• **HOW TO COMPLETE THIS TASK**: Show every line from the entries that follow which holds the word "title".

* * * * *

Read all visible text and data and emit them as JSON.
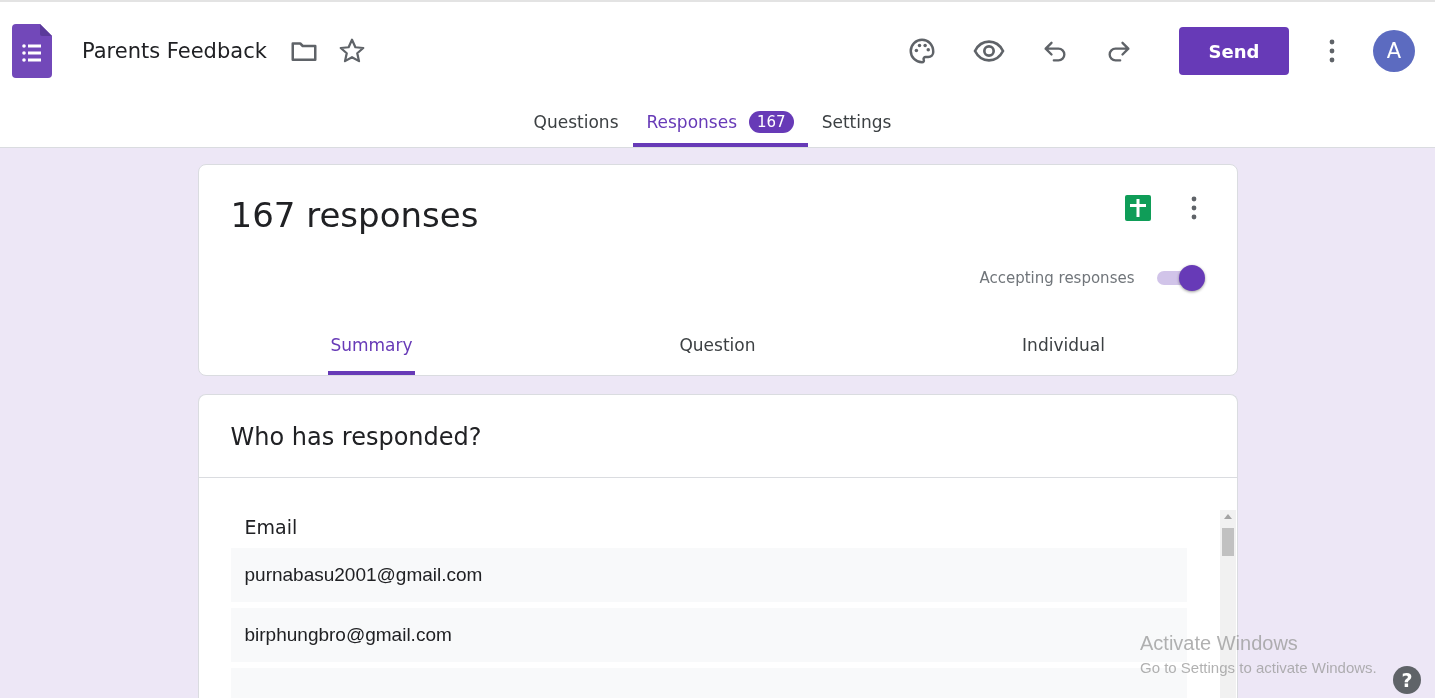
{
  "app": {
    "title": "Parents Feedback",
    "send_button": "Send",
    "avatar": "A"
  },
  "tabs": [
    {
      "label": "Questions",
      "selected": false
    },
    {
      "label": "Responses",
      "selected": true,
      "count": "167"
    },
    {
      "label": "Settings",
      "selected": false
    }
  ],
  "summary": {
    "heading": "167 responses",
    "accepting": {
      "label": "Accepting responses",
      "on": true
    },
    "view_tabs": [
      {
        "label": "Summary",
        "selected": true
      },
      {
        "label": "Question",
        "selected": false
      },
      {
        "label": "Individual",
        "selected": false
      }
    ]
  },
  "respondents": {
    "heading": "Who has responded?",
    "column": "Email",
    "rows": [
      "purnabasu2001@gmail.com",
      "birphungbro@gmail.com"
    ]
  },
  "help_button": "?",
  "os_notice": {
    "title": "Activate Windows",
    "message": "Go to Settings to activate Windows."
  }
}
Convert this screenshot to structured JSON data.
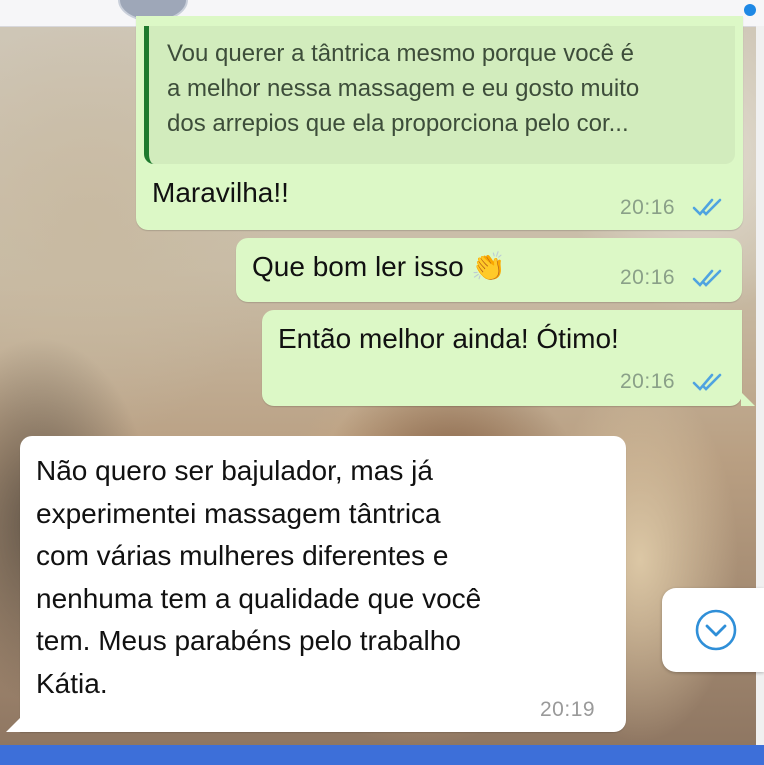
{
  "quoted_message": {
    "lines": [
      "Vou querer a tântrica mesmo porque você é",
      "a melhor nessa massagem e eu gosto muito",
      "dos arrepios que ela proporciona pelo cor..."
    ]
  },
  "messages": [
    {
      "text": "Maravilha!!",
      "time": "20:16",
      "direction": "outgoing",
      "status": "read"
    },
    {
      "text": "Que bom ler isso",
      "emoji": "👏",
      "time": "20:16",
      "direction": "outgoing",
      "status": "read"
    },
    {
      "text": "Então melhor ainda! Ótimo!",
      "time": "20:16",
      "direction": "outgoing",
      "status": "read"
    },
    {
      "lines": [
        "Não quero ser bajulador, mas já",
        "experimentei massagem tântrica",
        "com várias mulheres diferentes e",
        "nenhuma tem a qualidade que você",
        "tem. Meus parabéns pelo trabalho",
        "Kátia."
      ],
      "time": "20:19",
      "direction": "incoming"
    }
  ],
  "icons": {
    "read_ticks": "double-check-icon",
    "scroll_down": "chevron-down-circle-icon"
  },
  "colors": {
    "outgoing_bubble": "#dcf8c6",
    "incoming_bubble": "#ffffff",
    "read_tick": "#4fa3e0",
    "quote_bar": "#1f7a2e"
  }
}
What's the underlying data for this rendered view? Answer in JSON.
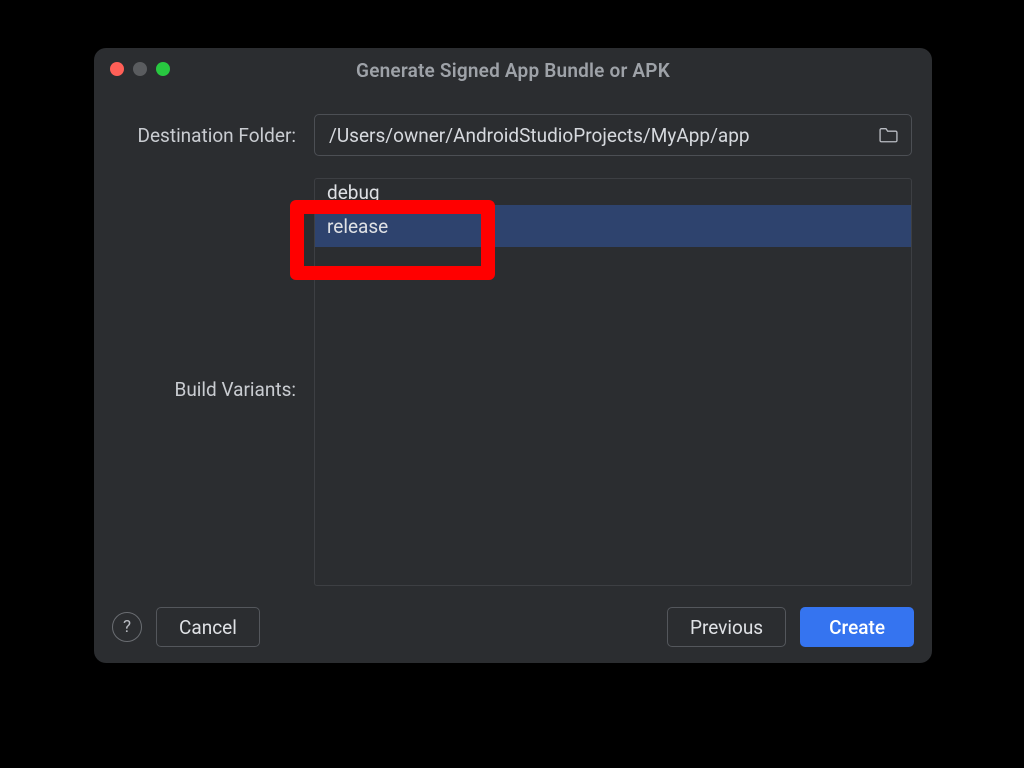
{
  "title": "Generate Signed App Bundle or APK",
  "labels": {
    "destination": "Destination Folder:",
    "variants": "Build Variants:"
  },
  "destination_path": "/Users/owner/AndroidStudioProjects/MyApp/app",
  "variants": {
    "items": [
      "debug",
      "release"
    ],
    "selected_index": 1
  },
  "buttons": {
    "help": "?",
    "cancel": "Cancel",
    "previous": "Previous",
    "create": "Create"
  },
  "annotation": {
    "highlight_target": "release"
  },
  "colors": {
    "dialog_bg": "#2b2d30",
    "selection_bg": "#2e436e",
    "primary": "#3574f0",
    "highlight": "#ff0000"
  }
}
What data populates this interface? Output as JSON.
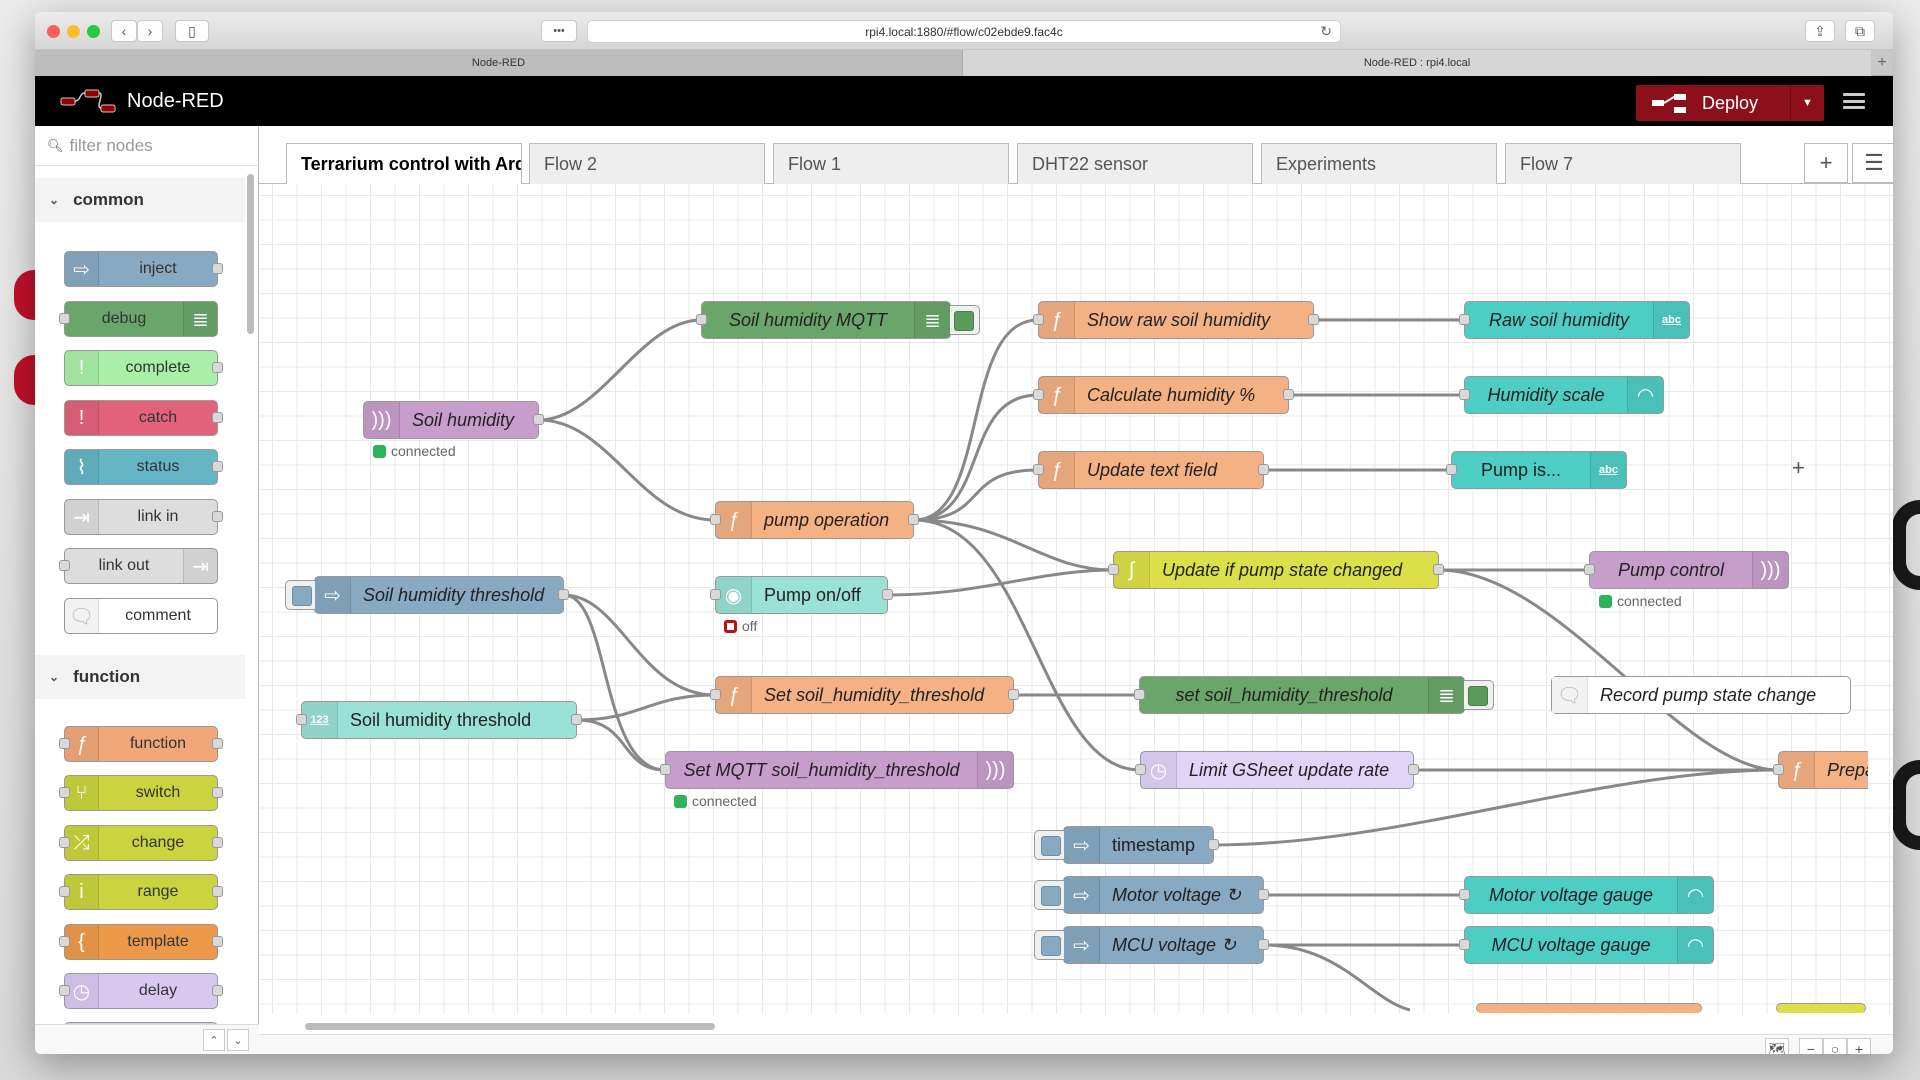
{
  "browser": {
    "url": "rpi4.local:1880/#flow/c02ebde9.fac4c",
    "tabs": [
      {
        "label": "Node-RED",
        "active": false
      },
      {
        "label": "Node-RED : rpi4.local",
        "active": true
      }
    ],
    "reader_icon": "•••",
    "new_tab": "+"
  },
  "header": {
    "app_name": "Node-RED",
    "deploy_label": "Deploy",
    "colors": {
      "deploy_bg": "#8c101c",
      "header_bg": "#000000"
    }
  },
  "palette": {
    "filter_placeholder": "filter nodes",
    "categories": [
      {
        "name": "common",
        "nodes": [
          {
            "label": "inject",
            "icon": "arrow-right-icon",
            "color": "#87a9c2"
          },
          {
            "label": "debug",
            "icon": "list-icon",
            "color": "#87bd87"
          },
          {
            "label": "complete",
            "icon": "exclamation-icon",
            "color": "#c0edc0"
          },
          {
            "label": "catch",
            "icon": "exclamation-icon",
            "color": "#e49191"
          },
          {
            "label": "status",
            "icon": "pulse-icon",
            "color": "#94c1d0"
          },
          {
            "label": "link in",
            "icon": "link-in-icon",
            "color": "#dddddd"
          },
          {
            "label": "link out",
            "icon": "link-out-icon",
            "color": "#dddddd"
          },
          {
            "label": "comment",
            "icon": "comment-icon",
            "color": "#ffffff"
          }
        ]
      },
      {
        "name": "function",
        "nodes": [
          {
            "label": "function",
            "icon": "function-icon",
            "color": "#fdd0a2"
          },
          {
            "label": "switch",
            "icon": "switch-icon",
            "color": "#e2d96e"
          },
          {
            "label": "change",
            "icon": "shuffle-icon",
            "color": "#e2d96e"
          },
          {
            "label": "range",
            "icon": "range-icon",
            "color": "#e2d96e"
          },
          {
            "label": "template",
            "icon": "brace-icon",
            "color": "#f0a15c"
          },
          {
            "label": "delay",
            "icon": "timer-icon",
            "color": "#e6e0f8"
          }
        ]
      }
    ]
  },
  "flow_tabs": [
    {
      "label": "Terrarium control with Arduino",
      "active": true
    },
    {
      "label": "Flow 2",
      "active": false
    },
    {
      "label": "Flow 1",
      "active": false
    },
    {
      "label": "DHT22 sensor",
      "active": false
    },
    {
      "label": "Experiments",
      "active": false
    },
    {
      "label": "Flow 7",
      "active": false
    }
  ],
  "flow": {
    "nodes": [
      {
        "id": "n1",
        "label": "Soil humidity MQTT",
        "type": "debug",
        "italic": true
      },
      {
        "id": "n2",
        "label": "Soil humidity",
        "type": "mqtt in",
        "italic": true,
        "status": "connected",
        "status_color": "#2db35b"
      },
      {
        "id": "n3",
        "label": "Show raw soil humidity",
        "type": "function",
        "italic": true
      },
      {
        "id": "n4",
        "label": "Raw soil humidity",
        "type": "ui_text",
        "italic": true,
        "badge": "abc"
      },
      {
        "id": "n5",
        "label": "Calculate humidity %",
        "type": "function",
        "italic": true
      },
      {
        "id": "n6",
        "label": "Humidity scale",
        "type": "ui_gauge",
        "italic": true
      },
      {
        "id": "n7",
        "label": "Update text field",
        "type": "function",
        "italic": true
      },
      {
        "id": "n8",
        "label": "Pump is...",
        "type": "ui_text",
        "italic": false,
        "badge": "abc"
      },
      {
        "id": "n9",
        "label": "pump operation",
        "type": "function",
        "italic": true
      },
      {
        "id": "n10",
        "label": "Update if pump state changed",
        "type": "rbe",
        "italic": true
      },
      {
        "id": "n11",
        "label": "Pump control",
        "type": "mqtt out",
        "italic": true,
        "status": "connected",
        "status_color": "#2db35b"
      },
      {
        "id": "n12",
        "label": "Soil humidity threshold",
        "type": "inject",
        "italic": true
      },
      {
        "id": "n13",
        "label": "Pump on/off",
        "type": "ui_switch",
        "italic": false,
        "status": "off",
        "status_color": "#b11111"
      },
      {
        "id": "n14",
        "label": "Set soil_humidity_threshold",
        "type": "function",
        "italic": true
      },
      {
        "id": "n15",
        "label": "set soil_humidity_threshold",
        "type": "debug",
        "italic": true
      },
      {
        "id": "n16",
        "label": "Record pump state change",
        "type": "comment",
        "italic": true
      },
      {
        "id": "n17",
        "label": "Soil humidity threshold",
        "type": "ui_numeric",
        "italic": false,
        "badge": "123"
      },
      {
        "id": "n18",
        "label": "Set MQTT soil_humidity_threshold",
        "type": "mqtt out",
        "italic": true,
        "status": "connected",
        "status_color": "#2db35b"
      },
      {
        "id": "n19",
        "label": "Limit GSheet update rate",
        "type": "delay",
        "italic": true
      },
      {
        "id": "n20",
        "label": "Prepa",
        "type": "function",
        "italic": true
      },
      {
        "id": "n21",
        "label": "timestamp",
        "type": "inject",
        "italic": false
      },
      {
        "id": "n22",
        "label": "Motor voltage ↻",
        "type": "inject",
        "italic": true
      },
      {
        "id": "n23",
        "label": "Motor voltage gauge",
        "type": "ui_gauge",
        "italic": true
      },
      {
        "id": "n24",
        "label": "MCU voltage ↻",
        "type": "inject",
        "italic": true
      },
      {
        "id": "n25",
        "label": "MCU voltage gauge",
        "type": "ui_gauge",
        "italic": true
      }
    ]
  },
  "footer": {
    "map_icon": "map-icon",
    "zoom_out": "−",
    "zoom_reset": "○",
    "zoom_in": "+"
  }
}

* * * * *

• **OUTPUT**:
    "title": "Parents Feedback",
    "title": "Activate Windows",
  "title": "Generate Signed App Bundle or APK",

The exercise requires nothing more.